Beiträge im CONVERSATIONS 2019 Workshop

Die Professur für Anwendungssysteme und E-Business ist mit zwei Beiträgen auf dem 3rd International Workshop on Chatbot Research (CONVERSATIONS 2019) vertreten:

Preprints sind auf der Workshopseite verfügbar und werden als Post-Workshop Proceedings in Springer Lecture Notes in Computer Science veröffentlicht!

Dr. Sebastian Hobert präsentiert den Beitrag: "Small Talk Conversations and the Long-Term Use of Chatbots in Educational Settings – Experiences from a Field Study":

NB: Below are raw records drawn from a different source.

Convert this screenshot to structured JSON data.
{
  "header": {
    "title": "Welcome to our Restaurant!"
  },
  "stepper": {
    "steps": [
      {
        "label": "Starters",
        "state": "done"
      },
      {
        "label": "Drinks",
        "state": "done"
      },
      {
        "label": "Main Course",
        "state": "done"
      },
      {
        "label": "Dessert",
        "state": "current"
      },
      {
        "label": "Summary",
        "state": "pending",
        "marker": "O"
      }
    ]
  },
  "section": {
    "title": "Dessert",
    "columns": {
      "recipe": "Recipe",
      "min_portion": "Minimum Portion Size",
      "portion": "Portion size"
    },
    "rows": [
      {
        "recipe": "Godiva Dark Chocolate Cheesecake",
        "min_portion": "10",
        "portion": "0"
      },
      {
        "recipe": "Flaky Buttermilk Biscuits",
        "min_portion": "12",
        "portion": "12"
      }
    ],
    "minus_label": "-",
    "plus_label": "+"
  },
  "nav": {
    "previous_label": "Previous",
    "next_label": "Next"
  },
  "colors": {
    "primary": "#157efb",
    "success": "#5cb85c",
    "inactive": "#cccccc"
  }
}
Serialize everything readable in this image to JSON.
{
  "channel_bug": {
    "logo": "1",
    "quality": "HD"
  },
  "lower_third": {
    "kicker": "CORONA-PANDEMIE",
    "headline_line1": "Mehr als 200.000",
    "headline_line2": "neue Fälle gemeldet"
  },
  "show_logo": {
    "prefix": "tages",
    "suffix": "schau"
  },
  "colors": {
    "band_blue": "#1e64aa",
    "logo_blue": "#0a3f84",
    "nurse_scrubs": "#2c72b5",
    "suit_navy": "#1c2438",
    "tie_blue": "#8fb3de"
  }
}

Abstract: In this paper, we analyze the use of small talk conversations based on a dialogue analysis of a long-term field study in which university students regularly interacted with a chatbot during a 3-month period of time in an educational setting. In particular, we analyze (1) how often the students engage with small talk topics during the field study, and (2) whether a larger amount of small talk conversations correlates with the students’ engagement in learning activities within our chatbot-based learning system, i.e., if engaging in small talk conversations correlates to a more intensive use of the chatbot during our field test. Our results suggest that small talk conversations might play an important role in the design of our chatbot as students who chat about small talk topics also frequently chat about learning-related topics. Nevertheless, the overall impact of small talk capabilities of chatbots should not be overestimated.

Raphael Meyer von Wolff präsentiert den Beitrag: "Chatbots for the Information Acquisition at Universities – A Student's View on the Application Area":

Abstract: Chatbots are currently widely used in many different application areas. Especially for topics relevant at the workplace, e.g., customer support or information acquisition, they represent a new type of natural language-based human-computer interface. Nonetheless, chatbots in university settings have received only limited attention, e.g., providing organizational support about studies or for courses and examinations. This branch of research is just emerging in the scientific community. Therefore, we conducted a questionnaire-based survey among 166 students of various disciplines and educational levels at a German university. By doing so, we wanted to survey (1) the requirements implementing a chatbot as well as (2) relevant topics and corresponding questions that chatbots should address. In addition, our findings indicate that chatbots are suitable for the university context and that many students are willing to use chatbots.